Howe recommended processing room casualties in this order of priority: 1) neutralize the threat; 2) secure the suspect and weapon, 3) identify the casualty; 4) move the casualty to a defensible location; 5) treat the casualty; and then 6) package the casualty for evacuation to EMS.
Each CQB module included a simulated casualty with a bleeding extremity wound. Howe instructed the students on how each module should be run. We then practiced each exercise with unloaded weapons until we were ready to perform it live fire. We processed each casualty in the recommended order of priority. As operators were added to the training, more hands became available to solve the problem.
The third day began with a review of our CQB live fire runs. Howe then lectured on team hallway movement and casualty recovery. Afterward, we moved to the CSAT shoot house to practice hallway movement with casualties. At the shoot house, Howe instructed us on hallway movement and applied day one’s CQB techniques to secure adjoining rooms near the hallway casualties. He recommends moving hallway casualties into rooms for treatment. We maintained the same priority of gaining tactical superiority before securing a safe area for medical treatment.

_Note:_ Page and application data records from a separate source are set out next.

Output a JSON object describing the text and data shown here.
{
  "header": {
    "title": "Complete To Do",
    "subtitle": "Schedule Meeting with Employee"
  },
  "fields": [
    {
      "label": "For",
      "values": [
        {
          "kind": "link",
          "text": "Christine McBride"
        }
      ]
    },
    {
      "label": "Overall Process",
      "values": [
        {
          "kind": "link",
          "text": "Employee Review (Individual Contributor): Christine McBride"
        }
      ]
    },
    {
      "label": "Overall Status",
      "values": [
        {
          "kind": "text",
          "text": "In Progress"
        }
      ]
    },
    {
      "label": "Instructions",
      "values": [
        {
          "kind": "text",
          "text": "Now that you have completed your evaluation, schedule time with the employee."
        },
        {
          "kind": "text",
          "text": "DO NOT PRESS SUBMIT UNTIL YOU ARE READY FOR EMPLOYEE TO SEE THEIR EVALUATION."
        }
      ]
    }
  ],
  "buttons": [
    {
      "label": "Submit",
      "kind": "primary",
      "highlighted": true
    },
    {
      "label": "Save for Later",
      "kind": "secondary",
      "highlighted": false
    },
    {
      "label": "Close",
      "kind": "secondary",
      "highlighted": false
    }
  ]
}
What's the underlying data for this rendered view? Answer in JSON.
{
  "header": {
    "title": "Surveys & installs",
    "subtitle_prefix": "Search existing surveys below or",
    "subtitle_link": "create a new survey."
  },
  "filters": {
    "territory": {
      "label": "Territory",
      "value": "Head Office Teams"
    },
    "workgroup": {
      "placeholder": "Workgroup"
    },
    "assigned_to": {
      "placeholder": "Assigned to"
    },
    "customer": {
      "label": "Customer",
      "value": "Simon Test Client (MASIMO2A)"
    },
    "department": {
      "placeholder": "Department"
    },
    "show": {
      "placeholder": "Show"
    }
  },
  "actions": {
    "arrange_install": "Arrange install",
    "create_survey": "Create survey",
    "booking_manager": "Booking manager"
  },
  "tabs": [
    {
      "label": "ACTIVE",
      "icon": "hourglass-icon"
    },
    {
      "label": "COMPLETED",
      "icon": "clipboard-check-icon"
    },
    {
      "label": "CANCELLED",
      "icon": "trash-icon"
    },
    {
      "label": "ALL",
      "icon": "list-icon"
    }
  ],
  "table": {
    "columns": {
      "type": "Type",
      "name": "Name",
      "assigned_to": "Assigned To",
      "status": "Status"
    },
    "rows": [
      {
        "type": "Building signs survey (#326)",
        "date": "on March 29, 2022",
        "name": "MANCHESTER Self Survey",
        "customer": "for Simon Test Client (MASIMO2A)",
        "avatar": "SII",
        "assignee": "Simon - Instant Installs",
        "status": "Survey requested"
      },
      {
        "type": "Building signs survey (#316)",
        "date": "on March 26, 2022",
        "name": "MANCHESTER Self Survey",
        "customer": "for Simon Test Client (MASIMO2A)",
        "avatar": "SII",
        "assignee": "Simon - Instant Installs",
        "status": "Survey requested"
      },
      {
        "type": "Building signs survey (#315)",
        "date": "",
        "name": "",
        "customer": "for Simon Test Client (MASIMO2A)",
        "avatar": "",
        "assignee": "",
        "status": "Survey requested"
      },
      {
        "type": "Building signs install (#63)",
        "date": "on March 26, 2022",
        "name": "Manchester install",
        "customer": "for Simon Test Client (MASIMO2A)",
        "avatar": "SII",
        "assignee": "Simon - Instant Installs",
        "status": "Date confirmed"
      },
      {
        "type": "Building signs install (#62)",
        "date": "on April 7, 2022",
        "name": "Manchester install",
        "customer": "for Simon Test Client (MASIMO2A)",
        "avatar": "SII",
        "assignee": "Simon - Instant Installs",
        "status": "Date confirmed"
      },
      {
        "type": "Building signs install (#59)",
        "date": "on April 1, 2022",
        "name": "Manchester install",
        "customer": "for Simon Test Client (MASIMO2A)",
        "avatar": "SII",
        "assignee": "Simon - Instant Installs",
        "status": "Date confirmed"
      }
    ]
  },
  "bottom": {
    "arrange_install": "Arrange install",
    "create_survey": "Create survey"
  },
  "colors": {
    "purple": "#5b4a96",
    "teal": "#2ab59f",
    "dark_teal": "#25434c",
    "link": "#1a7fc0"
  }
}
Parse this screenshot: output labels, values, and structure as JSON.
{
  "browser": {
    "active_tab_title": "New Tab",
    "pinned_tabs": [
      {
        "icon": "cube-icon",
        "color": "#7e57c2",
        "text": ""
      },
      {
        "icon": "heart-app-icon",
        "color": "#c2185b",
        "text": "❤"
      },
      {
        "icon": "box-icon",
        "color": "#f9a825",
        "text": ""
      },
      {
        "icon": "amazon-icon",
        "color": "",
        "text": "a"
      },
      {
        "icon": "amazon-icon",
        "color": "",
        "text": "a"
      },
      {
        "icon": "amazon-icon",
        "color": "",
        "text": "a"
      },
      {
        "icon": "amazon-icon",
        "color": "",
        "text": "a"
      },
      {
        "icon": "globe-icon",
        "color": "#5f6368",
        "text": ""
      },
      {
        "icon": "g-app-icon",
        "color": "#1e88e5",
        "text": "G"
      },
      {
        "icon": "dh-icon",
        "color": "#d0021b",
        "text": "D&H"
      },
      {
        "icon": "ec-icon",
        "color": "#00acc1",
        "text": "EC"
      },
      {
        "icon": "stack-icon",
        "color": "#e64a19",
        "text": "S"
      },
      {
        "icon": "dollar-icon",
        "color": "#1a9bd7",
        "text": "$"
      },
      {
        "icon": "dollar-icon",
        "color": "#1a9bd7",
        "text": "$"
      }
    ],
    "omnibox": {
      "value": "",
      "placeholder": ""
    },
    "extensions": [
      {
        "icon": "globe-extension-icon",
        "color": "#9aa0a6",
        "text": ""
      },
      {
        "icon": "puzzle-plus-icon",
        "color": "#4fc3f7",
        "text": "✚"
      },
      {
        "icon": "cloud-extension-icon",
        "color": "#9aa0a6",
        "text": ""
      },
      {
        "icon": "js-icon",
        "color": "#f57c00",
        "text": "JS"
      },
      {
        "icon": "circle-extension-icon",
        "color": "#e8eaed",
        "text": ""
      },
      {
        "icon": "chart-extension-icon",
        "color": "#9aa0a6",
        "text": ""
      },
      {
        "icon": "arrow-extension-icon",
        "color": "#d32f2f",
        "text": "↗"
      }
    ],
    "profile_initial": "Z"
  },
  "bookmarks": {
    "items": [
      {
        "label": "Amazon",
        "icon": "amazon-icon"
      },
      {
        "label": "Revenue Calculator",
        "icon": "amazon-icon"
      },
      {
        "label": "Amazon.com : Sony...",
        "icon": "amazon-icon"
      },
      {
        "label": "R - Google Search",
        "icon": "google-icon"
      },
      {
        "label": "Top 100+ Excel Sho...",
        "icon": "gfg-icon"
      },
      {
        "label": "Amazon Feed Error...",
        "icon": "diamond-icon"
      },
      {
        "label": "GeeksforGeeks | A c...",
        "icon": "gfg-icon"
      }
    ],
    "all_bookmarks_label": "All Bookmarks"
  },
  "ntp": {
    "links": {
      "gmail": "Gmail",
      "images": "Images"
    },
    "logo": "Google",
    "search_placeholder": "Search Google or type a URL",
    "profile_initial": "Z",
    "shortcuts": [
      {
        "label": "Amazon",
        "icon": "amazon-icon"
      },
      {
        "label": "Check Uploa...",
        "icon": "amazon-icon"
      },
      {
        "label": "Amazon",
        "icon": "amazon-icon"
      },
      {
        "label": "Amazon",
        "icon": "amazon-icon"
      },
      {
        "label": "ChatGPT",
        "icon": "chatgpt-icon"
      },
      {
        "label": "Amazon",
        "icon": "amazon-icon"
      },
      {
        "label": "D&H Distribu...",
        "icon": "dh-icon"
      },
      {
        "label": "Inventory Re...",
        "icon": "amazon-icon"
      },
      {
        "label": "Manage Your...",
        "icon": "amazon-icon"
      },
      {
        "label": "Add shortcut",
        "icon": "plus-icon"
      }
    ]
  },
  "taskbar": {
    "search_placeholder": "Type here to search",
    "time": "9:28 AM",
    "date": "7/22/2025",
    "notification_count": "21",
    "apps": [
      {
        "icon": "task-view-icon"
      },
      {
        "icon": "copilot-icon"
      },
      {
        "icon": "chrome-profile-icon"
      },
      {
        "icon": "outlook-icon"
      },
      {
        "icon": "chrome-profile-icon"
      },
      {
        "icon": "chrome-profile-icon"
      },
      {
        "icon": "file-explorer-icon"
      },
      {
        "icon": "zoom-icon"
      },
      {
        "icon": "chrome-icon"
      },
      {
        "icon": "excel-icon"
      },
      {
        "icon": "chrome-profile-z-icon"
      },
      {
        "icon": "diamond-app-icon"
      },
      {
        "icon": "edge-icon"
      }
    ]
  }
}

Our order of work was to neutralize any threats, secure any threats and weapons, identify casualties, move casualties to defensible positions, treat casualties while maintaining security, and package casualties for movement to EMS.
After successfully practicing dry runs, we moved on to live fire training. In this evolution, Howe placed multiple simulated casualties in various locations down a long hallway. Our four teams serially secured the long hallway and rooms. As our teams processed the hallway, we recovered the casualties to secured rooms. Once recovered, we treated the casualties and then packaged them for movement to EMS.
The fourth day began with a review of our hallway runs. Howe then lectured on exterior movement and officer rescues. This module applied to open field casualties, including an officer down at the front of a home or car while answering a call to a tactical team suffering an injury on the way to the breach. We then moved back to the CSAT shoot house.
At the shoot house, we first practiced bounding techniques before adding an “officer down” en-route to the breach. Our order of work was to neutralize the threat, secure the area, identify the casualty (in this case an officer down), move the casualty to a defensible position, treat the casualty, and then move the casualty to EMS. We maintained security throughout.
The final day consisted of multiple individual live fire drills. The drills tested the student’s ability to engage threats while maintaining situational awareness, fire superiority, and combat mindset while applying self aid to a wound.
Officers in critical incidents are in an immediate position to render life saving care. Any officer can make a huge difference with solid tactical skills combined with basic medical knowledge and a practiced planned transition to traditional EMS. CSAT’s Tactical Medical Integration Course teaches the individual officer or tactical team the skills to do just that.
Tactical Medical Integration is an excellent course. Howe’s instructional system is modular and graduated, which ensures that his Tactical Medical Integration, Basic/Advanced SWAT, Shoot House Instructor, Advanced Hostage Rescue and Weapon Courses all complement each other. The Tactical Medical Integration class is restricted to law enforcement and military students.
Daniel A. Huie, MD, JD, is a Family Medicine physician. He is a reserve police officer with the Hillsborough, Calif. Police and the medical director of the regional tactical medic program. He is a graduate of California POST tactical medicine, basic SWAT, firearms instructor, and patrol rifle instructor courses. He may be reached at firstname.lastname@example.org.